WORK INSTRUCTION: Examine each line of the data. Copy the line if it includes the word "JSON".

--- DATA FOR THIS EXERCISE ---

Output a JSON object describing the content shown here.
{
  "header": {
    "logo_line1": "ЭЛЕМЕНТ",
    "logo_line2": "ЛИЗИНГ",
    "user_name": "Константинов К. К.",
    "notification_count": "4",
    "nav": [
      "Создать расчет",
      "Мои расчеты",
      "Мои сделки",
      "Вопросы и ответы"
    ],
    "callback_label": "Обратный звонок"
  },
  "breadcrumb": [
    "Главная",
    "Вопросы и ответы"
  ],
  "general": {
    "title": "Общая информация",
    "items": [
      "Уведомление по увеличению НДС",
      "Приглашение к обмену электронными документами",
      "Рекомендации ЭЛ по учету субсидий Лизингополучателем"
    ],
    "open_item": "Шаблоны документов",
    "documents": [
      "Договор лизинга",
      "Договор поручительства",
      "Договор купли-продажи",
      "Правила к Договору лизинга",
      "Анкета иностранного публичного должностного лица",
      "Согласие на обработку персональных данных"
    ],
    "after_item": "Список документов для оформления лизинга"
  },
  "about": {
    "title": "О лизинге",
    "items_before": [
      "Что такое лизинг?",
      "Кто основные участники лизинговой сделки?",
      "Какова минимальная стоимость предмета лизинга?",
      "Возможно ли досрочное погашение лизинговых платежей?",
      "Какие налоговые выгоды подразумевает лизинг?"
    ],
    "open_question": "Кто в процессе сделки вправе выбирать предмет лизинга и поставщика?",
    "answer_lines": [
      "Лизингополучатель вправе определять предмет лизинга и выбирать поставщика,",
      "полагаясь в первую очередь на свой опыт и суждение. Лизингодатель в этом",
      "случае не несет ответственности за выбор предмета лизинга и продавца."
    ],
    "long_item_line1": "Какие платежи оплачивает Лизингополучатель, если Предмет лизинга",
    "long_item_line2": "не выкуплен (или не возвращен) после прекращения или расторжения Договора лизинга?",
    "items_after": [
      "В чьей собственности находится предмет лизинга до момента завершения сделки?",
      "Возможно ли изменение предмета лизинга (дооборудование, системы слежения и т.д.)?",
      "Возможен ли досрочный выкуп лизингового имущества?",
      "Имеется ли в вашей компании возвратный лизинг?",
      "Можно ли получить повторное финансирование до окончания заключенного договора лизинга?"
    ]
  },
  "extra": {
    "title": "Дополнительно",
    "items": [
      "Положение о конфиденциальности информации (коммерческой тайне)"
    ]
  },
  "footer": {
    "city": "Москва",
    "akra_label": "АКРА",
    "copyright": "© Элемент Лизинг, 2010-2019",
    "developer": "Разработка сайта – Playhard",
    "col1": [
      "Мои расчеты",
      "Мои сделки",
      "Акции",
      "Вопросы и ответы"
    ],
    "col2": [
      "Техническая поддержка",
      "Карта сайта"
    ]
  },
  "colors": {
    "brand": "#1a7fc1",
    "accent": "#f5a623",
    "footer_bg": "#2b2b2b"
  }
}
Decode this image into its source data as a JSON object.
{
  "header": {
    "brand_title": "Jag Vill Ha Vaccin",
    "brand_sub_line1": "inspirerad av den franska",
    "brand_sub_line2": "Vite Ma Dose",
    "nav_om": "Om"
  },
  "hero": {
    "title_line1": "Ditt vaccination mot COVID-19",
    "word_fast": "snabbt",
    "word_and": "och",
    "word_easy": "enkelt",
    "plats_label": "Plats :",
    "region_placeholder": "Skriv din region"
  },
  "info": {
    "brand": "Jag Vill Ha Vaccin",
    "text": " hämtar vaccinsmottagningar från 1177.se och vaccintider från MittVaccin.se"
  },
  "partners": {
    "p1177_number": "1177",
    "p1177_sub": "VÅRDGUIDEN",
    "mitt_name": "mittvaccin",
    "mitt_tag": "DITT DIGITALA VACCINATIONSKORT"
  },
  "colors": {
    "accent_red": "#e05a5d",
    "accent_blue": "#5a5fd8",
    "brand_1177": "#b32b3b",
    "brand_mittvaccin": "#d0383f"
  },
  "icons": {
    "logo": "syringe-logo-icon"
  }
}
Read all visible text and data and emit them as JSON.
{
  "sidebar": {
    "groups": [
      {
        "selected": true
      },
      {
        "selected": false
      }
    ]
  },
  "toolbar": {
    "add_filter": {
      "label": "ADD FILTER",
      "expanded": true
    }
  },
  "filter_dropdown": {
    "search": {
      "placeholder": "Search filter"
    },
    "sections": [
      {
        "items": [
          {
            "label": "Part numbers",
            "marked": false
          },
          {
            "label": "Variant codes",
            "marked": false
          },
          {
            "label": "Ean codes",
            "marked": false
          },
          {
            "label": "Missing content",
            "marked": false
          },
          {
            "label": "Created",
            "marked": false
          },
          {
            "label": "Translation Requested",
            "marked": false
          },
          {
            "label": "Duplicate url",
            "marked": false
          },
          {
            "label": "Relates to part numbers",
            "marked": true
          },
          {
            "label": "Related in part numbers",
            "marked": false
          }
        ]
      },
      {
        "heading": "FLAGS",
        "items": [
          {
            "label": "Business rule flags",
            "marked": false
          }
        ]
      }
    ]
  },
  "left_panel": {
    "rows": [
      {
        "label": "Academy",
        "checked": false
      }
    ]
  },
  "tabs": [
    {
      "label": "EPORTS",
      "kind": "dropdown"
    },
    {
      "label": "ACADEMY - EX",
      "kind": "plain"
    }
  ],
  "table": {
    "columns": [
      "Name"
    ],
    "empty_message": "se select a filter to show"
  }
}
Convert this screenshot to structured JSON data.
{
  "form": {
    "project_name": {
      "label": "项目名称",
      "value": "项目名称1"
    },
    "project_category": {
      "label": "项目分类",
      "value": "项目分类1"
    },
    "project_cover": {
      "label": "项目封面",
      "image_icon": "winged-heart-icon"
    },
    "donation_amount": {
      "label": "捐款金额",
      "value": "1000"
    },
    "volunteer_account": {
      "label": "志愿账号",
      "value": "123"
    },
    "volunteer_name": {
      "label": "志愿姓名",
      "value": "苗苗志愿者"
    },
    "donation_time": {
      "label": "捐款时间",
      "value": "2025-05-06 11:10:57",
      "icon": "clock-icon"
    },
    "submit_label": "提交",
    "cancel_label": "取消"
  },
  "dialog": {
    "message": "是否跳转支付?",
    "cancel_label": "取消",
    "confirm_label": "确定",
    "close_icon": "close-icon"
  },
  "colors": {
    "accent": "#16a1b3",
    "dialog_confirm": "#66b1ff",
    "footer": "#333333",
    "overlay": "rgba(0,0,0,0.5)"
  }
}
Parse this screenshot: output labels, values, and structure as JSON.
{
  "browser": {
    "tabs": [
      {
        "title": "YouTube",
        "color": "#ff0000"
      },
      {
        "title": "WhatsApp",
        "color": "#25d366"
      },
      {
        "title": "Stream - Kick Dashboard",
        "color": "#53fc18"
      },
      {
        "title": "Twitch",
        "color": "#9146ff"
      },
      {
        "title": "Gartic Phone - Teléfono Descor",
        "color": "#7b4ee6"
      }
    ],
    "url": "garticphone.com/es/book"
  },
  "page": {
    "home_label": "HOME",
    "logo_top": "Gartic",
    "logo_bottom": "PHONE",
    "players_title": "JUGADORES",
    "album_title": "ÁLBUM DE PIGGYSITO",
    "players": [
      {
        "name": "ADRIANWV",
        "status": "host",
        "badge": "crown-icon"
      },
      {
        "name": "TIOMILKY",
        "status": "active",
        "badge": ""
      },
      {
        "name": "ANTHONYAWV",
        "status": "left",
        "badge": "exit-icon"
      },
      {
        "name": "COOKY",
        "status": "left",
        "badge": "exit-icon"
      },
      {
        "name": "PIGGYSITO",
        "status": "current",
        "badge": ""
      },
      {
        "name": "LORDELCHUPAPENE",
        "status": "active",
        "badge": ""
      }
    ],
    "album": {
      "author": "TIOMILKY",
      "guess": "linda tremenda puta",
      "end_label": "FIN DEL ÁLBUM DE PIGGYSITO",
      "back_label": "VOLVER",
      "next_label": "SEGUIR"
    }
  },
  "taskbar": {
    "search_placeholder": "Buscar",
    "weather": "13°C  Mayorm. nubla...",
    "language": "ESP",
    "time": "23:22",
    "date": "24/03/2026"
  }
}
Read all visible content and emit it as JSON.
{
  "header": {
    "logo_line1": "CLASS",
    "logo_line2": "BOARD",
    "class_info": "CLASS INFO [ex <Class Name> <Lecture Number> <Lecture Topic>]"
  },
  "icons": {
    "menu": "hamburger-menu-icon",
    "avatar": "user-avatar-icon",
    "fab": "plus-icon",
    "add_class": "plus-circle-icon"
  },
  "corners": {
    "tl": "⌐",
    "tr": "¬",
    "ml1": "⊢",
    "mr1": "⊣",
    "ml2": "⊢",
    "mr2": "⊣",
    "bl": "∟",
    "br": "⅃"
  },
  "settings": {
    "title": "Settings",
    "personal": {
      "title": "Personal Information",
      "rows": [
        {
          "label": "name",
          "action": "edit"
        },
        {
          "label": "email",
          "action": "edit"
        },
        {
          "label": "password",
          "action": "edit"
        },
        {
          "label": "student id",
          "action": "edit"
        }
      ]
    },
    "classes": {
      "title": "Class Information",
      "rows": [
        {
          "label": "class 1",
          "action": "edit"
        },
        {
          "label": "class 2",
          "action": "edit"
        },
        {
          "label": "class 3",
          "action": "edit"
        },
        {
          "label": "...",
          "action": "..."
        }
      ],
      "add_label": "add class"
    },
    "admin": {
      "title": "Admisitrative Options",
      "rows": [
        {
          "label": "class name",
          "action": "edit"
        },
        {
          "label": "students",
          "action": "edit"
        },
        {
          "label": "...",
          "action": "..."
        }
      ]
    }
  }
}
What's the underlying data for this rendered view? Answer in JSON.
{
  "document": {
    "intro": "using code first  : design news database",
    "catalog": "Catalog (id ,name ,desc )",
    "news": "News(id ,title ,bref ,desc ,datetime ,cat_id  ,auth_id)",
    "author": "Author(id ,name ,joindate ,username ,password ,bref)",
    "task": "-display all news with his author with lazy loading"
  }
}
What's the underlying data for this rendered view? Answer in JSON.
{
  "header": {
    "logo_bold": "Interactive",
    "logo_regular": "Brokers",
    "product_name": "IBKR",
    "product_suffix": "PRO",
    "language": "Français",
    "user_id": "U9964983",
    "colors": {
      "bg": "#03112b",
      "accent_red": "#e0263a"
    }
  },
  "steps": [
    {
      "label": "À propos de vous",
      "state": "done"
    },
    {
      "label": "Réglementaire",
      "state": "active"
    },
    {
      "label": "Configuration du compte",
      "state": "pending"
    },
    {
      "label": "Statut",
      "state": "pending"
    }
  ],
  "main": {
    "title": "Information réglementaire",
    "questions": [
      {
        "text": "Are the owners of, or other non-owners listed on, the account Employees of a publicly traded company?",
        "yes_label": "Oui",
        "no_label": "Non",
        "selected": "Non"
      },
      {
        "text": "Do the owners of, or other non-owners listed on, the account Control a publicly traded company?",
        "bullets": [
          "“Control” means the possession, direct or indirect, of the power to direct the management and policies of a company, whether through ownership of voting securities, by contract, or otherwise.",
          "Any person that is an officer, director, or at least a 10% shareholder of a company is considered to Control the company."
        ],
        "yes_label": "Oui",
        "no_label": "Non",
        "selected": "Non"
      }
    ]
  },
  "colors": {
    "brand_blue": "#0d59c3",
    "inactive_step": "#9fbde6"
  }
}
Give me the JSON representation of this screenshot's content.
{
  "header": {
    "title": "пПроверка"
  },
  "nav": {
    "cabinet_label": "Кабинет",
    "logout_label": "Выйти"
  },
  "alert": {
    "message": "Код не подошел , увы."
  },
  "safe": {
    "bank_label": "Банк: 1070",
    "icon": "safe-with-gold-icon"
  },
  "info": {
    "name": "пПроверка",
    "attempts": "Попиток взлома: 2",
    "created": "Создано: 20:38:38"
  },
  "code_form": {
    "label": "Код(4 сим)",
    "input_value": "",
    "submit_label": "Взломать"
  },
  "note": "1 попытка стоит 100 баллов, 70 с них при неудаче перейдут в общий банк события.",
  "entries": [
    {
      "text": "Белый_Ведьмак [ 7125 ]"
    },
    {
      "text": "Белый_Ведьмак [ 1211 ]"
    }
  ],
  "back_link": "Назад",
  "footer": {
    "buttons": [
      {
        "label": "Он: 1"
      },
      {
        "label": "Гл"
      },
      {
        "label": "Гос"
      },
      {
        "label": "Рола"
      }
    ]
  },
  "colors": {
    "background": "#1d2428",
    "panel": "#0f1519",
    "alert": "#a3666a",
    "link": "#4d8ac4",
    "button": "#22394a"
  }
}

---

SOLVED PROBLEM:
Output a JSON object describing the content shown here.
Decode this image into its source data as a JSON object.
Read all visible text and data and emit them as JSON.
Convert this screenshot to structured JSON data.
Parse this screenshot: output labels, values, and structure as JSON.
Read all visible content and emit it as JSON.
What's the underlying data for this rendered view? Answer in JSON.
What's the underlying data for this rendered view? Answer in JSON.
Give me the JSON representation of this screenshot's content.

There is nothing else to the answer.